### ASSIGNMENT
Wherever the string "include" shows up in the material below, copy that line.

### PROVIDED DATA
• • • • • • •
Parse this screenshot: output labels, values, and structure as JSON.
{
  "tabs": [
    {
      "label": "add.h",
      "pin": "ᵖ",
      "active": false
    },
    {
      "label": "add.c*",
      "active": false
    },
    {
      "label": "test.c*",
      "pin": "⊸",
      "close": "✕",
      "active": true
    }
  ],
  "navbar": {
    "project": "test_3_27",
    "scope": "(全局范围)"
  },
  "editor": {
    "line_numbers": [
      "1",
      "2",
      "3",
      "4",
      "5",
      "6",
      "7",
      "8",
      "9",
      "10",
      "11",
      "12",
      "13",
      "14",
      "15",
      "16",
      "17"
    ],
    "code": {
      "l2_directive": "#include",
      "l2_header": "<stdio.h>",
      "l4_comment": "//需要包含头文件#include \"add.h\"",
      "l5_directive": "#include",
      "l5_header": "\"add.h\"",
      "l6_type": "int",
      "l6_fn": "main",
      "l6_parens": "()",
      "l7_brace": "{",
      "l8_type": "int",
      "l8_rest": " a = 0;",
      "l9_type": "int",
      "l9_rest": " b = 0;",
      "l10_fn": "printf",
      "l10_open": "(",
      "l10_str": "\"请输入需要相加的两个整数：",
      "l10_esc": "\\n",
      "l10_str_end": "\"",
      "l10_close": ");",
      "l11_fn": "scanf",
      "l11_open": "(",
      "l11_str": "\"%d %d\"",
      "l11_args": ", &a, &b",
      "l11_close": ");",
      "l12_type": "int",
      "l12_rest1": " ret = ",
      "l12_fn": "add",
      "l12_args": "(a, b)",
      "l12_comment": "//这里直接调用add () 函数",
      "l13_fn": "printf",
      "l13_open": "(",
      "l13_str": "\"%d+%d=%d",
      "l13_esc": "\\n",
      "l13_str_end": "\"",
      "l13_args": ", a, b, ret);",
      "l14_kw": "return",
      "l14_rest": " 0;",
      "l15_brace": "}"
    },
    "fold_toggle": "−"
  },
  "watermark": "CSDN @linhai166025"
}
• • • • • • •
### RESPONSE AREA
      "l2_directive": "#include",
      "l4_comment": "//需要包含头文件#include \"add.h\"",
      "l5_directive": "#include",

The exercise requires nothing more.